So, for those who speak Spanish - it appears that the verb piacere is used the same way as the verb gustar, correct? As in "al gato le gusta la leche"?
As Iunderstood il latte to mean " the milk" , I translated this as meaning "the cat likes the milk" and I was deemed wrong.How would you say " the cat likes the milk" in Italian?
I wrote "The cat likes the milk" but it was wrong. Why does the 2nd "the" make the sentence wrong? Why is "il" included then?
I wrote," The cat likes the milk" and was marked wrong because, I included "the" before milk. Why would this be wrong?
It is very annoying when I try to speak into the microphone and the house is noisy and I either get it wrong or end up skipping it
The whole point is that in Italian, as well as in Spanish, the verb to like has as a subject the object that is liked, while the person who "likes" is just a complement. That's it, there is no other way to use the verb "piacere", and therefore its translation should be "I like this", "you like that", and so forth. While using commas and reversed sentences may make sense gramatically, an interpreter would recognize the differences in sentence structure among languages and would not create unnecessarily artificious structures to translate very common and basic sentences such as "the cat likes milk".
Because it's 'to the cat' not just 'the cat' Al = a + il. To the cat is pleasing the milk. The milk is pleasing to the cat, or in more colloquial English, The cat likes the milk. See other comments about the use of the verb piacere which is used differently to most verbs.

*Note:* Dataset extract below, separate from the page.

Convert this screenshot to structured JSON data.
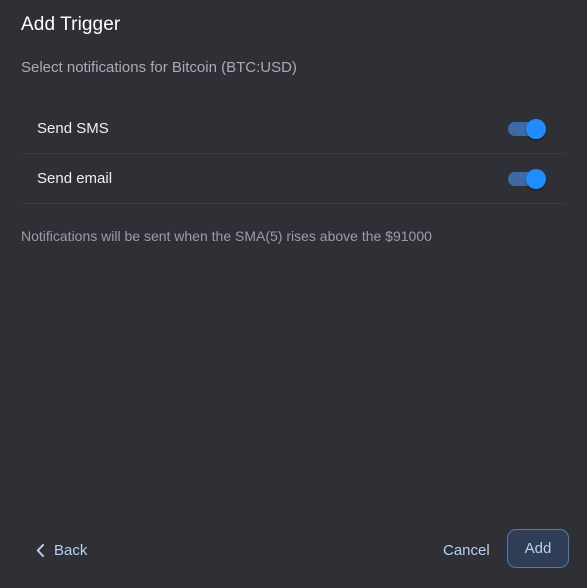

Yes they are slightly different. 'il' = the. 'al' = 'a + il' = 'to the' for masculine singular nouns. So this means 'to the cat is pleasing the milk' or in colloquial English, 'the cat likes the milk' which you might have known if you had actually bothered to read the comments before making your insulting and inaccurate post. Because if you understand the verb piacere this sentence makes perfect sense.